■ Required work ■
Within the entries below, find each line containing the word "Alinear" and copy it.

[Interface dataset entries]
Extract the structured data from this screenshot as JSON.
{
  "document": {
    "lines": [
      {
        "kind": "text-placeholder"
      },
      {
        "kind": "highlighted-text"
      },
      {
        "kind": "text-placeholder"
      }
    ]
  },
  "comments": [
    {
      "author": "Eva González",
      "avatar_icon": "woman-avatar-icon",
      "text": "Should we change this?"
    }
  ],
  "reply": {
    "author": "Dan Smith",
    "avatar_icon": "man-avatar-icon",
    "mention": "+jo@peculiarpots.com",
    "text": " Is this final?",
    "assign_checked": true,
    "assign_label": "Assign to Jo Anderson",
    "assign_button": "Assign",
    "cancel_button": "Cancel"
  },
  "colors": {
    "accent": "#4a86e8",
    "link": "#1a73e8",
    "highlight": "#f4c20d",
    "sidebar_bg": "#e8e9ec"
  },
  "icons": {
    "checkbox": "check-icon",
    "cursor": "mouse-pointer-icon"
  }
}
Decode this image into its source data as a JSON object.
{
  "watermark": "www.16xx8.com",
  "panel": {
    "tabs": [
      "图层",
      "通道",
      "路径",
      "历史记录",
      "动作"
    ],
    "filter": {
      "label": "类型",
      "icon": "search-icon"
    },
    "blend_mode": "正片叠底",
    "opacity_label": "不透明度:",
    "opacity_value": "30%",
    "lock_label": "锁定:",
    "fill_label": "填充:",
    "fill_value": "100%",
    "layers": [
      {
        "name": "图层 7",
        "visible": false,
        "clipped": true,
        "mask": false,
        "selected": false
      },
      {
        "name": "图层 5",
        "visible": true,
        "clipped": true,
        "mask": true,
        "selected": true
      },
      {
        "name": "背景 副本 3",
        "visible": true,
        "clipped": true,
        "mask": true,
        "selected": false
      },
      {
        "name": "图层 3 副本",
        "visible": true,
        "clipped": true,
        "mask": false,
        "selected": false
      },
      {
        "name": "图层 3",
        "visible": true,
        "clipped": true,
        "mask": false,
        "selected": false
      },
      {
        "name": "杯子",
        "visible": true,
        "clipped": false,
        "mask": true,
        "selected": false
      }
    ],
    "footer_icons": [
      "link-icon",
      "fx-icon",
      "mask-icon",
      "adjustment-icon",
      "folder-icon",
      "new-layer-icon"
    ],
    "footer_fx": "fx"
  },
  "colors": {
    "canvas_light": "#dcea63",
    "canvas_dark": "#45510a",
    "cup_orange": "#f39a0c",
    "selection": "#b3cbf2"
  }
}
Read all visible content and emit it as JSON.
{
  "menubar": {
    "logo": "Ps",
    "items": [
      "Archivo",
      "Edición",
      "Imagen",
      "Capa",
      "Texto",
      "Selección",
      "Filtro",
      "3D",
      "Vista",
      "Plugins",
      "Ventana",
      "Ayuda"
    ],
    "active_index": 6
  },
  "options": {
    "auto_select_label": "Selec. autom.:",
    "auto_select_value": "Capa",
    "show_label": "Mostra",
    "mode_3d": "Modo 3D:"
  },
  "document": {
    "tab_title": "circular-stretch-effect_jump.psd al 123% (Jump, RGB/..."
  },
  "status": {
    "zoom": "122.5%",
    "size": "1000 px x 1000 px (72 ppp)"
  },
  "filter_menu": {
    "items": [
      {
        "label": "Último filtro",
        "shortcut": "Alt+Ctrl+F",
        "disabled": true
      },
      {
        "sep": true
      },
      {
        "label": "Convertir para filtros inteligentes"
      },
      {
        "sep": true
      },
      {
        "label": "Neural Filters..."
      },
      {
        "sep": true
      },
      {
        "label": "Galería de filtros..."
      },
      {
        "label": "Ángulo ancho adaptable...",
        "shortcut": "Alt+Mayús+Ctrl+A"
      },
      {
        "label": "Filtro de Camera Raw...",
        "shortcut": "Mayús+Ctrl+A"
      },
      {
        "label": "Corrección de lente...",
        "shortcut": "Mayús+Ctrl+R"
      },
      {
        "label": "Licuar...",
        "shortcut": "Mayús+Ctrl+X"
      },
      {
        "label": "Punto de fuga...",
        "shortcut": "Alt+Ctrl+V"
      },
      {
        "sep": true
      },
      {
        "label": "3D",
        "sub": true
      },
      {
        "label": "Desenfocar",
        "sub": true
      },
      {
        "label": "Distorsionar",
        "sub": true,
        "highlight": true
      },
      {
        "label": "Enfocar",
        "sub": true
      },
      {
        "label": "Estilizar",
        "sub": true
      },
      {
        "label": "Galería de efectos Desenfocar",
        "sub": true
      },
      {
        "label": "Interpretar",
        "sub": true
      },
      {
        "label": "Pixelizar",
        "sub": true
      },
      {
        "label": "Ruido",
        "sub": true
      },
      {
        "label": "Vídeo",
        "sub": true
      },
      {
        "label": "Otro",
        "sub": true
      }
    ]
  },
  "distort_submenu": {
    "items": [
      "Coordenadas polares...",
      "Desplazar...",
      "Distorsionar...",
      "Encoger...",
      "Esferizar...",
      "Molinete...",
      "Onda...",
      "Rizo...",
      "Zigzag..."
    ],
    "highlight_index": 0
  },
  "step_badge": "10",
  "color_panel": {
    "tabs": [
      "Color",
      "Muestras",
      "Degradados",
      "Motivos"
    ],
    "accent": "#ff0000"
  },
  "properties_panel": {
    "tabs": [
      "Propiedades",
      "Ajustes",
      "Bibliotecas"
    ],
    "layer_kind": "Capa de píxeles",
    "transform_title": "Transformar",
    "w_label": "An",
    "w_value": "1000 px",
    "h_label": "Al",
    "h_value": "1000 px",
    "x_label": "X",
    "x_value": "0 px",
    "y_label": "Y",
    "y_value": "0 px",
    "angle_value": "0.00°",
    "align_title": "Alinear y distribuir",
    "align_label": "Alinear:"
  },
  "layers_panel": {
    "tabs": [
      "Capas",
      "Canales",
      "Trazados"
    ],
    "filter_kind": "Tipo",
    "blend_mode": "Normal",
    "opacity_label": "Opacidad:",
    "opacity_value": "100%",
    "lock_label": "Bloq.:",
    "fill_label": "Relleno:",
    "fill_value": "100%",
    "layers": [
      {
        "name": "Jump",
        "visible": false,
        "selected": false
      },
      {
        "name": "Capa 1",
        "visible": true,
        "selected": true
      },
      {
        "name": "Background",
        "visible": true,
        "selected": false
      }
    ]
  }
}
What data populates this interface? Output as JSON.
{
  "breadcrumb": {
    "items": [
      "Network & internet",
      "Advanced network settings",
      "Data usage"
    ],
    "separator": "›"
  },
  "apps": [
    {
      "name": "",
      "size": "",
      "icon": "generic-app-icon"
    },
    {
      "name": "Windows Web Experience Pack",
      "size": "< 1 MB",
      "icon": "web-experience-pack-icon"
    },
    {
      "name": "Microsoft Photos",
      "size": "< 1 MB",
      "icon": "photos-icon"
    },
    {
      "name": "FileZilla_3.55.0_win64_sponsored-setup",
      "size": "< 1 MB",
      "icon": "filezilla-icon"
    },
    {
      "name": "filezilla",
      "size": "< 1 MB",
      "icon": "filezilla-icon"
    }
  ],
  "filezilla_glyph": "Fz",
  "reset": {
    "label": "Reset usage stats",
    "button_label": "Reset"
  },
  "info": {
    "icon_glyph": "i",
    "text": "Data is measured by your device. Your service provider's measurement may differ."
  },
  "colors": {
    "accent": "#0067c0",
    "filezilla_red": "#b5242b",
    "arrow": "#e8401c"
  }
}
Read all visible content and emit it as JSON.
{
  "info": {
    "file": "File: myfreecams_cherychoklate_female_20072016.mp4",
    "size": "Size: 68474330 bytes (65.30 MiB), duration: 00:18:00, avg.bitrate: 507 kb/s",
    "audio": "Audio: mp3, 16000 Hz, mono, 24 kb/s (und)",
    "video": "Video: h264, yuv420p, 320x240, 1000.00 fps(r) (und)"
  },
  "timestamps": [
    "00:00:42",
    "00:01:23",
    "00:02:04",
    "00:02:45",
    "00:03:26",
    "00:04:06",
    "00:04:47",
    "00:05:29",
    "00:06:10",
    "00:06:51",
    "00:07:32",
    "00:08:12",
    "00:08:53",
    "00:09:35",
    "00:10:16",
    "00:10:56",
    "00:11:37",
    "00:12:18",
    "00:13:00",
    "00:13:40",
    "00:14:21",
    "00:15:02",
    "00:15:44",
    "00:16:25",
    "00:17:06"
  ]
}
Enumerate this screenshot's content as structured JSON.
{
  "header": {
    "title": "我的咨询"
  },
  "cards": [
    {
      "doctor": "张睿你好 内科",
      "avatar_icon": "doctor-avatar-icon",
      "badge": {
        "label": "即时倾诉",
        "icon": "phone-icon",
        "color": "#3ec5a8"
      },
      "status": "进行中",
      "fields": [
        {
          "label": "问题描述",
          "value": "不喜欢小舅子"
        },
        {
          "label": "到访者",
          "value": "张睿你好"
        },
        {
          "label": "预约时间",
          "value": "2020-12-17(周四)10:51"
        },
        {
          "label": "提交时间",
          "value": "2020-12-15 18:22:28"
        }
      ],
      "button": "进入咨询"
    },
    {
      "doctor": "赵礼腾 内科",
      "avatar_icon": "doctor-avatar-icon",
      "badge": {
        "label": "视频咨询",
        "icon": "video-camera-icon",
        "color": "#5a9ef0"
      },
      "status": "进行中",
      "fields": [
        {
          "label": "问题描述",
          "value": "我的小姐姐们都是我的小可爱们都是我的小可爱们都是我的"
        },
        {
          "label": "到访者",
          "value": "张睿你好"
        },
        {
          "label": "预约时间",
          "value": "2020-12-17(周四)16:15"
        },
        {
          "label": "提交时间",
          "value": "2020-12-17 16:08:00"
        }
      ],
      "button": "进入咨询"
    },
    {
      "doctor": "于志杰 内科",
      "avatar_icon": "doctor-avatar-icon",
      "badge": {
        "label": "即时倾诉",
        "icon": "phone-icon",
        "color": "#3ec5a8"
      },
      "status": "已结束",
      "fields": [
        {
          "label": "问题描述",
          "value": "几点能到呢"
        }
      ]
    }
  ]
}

■ Result of this exercise ■
    "align_title": "Alinear y distribuir",
    "align_label": "Alinear:"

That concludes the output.